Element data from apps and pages
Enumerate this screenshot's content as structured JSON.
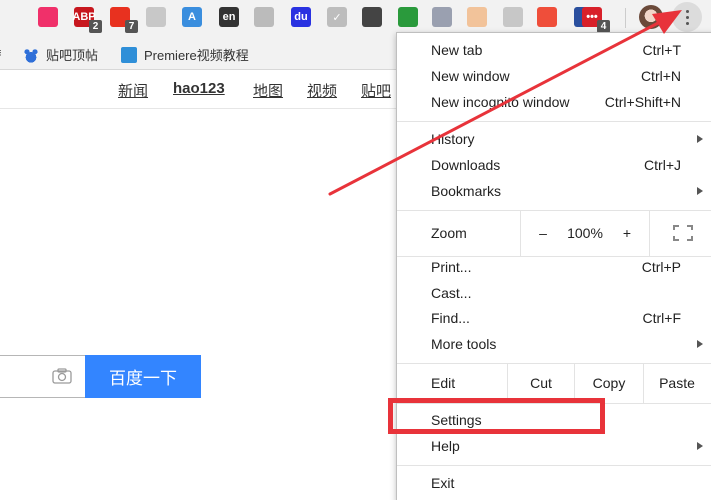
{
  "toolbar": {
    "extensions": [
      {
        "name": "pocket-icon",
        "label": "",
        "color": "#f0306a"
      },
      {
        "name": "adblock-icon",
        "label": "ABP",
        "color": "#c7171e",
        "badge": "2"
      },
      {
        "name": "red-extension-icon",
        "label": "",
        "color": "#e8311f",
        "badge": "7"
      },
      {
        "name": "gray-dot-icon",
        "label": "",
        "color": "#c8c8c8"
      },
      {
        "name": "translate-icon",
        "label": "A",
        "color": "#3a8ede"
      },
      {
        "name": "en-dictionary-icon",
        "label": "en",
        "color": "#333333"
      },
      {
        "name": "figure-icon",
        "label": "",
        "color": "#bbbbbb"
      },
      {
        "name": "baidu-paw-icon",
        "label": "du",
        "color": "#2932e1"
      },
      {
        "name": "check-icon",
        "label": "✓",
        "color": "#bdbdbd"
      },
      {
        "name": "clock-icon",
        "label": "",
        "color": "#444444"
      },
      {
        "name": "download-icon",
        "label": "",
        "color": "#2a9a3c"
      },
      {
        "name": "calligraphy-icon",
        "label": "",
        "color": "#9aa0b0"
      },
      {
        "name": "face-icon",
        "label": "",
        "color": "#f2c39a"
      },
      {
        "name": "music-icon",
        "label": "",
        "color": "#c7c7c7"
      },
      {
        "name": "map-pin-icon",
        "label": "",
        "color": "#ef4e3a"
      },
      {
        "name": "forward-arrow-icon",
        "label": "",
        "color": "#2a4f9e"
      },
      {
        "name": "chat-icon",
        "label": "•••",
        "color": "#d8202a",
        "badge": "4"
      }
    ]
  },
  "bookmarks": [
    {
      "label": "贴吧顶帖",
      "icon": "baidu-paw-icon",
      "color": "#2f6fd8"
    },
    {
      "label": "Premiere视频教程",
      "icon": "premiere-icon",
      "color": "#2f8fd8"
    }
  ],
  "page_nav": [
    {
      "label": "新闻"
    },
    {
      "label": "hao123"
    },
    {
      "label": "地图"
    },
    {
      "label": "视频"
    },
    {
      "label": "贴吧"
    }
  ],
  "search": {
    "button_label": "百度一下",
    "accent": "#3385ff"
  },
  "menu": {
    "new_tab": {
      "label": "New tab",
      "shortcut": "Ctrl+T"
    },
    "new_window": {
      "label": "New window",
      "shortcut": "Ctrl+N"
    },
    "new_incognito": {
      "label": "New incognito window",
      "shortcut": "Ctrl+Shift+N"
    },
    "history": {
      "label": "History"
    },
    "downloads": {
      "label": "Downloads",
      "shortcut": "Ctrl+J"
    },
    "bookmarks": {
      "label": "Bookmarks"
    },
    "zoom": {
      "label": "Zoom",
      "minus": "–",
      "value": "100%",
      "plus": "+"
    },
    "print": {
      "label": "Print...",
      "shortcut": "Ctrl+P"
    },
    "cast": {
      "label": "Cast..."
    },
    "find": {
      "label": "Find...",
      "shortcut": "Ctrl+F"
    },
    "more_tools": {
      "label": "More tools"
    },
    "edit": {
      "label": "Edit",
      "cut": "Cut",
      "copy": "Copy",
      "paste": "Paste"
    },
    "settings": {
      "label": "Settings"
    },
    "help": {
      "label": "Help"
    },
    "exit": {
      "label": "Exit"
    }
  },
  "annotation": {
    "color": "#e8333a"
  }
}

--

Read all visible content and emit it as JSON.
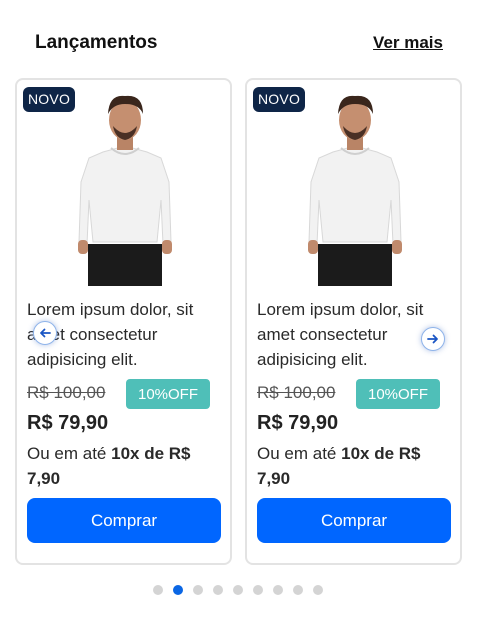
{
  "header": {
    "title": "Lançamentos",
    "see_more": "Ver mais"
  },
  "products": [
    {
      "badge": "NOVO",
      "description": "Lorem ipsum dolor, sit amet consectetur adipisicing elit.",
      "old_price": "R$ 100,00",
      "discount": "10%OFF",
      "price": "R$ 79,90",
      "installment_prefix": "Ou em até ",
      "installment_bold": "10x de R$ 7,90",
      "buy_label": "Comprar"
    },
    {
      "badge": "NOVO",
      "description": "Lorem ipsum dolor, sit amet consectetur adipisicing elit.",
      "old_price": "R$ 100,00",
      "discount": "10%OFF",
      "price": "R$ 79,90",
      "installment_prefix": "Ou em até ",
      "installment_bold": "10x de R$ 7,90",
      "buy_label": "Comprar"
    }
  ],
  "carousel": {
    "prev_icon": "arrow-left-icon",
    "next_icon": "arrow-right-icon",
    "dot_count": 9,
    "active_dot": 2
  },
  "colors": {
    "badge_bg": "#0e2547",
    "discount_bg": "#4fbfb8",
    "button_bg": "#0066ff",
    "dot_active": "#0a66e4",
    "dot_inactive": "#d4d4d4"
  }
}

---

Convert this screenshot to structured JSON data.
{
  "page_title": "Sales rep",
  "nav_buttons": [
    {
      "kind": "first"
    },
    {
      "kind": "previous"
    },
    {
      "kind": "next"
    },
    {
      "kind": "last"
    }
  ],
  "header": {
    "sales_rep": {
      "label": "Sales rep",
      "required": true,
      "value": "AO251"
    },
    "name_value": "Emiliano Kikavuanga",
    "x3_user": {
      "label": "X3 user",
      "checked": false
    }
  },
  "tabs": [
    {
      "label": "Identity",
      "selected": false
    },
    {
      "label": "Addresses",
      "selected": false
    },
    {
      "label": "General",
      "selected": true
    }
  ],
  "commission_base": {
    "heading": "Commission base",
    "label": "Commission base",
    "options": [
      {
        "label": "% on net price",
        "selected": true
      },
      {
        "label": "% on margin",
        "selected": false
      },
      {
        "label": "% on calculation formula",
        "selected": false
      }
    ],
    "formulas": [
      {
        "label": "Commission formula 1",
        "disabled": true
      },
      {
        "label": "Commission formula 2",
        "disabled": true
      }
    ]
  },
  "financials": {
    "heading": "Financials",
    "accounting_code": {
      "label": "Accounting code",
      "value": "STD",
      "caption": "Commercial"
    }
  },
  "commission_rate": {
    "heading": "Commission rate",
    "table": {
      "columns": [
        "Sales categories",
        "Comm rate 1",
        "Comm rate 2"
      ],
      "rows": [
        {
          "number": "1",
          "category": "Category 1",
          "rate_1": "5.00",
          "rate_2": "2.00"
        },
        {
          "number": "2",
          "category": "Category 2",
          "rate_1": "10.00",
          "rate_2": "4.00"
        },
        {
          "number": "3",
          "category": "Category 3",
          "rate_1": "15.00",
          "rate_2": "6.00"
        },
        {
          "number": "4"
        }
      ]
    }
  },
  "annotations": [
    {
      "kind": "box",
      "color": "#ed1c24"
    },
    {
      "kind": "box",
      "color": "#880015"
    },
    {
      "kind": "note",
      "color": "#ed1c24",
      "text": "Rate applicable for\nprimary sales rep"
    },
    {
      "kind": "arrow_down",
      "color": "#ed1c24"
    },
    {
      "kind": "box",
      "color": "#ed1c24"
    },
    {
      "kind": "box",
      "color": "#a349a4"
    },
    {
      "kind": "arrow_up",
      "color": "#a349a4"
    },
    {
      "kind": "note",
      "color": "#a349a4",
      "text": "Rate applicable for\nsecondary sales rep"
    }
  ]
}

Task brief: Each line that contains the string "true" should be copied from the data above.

Result:
      "required": true,
      "selected": true
        "selected": true
        "disabled": true
        "disabled": true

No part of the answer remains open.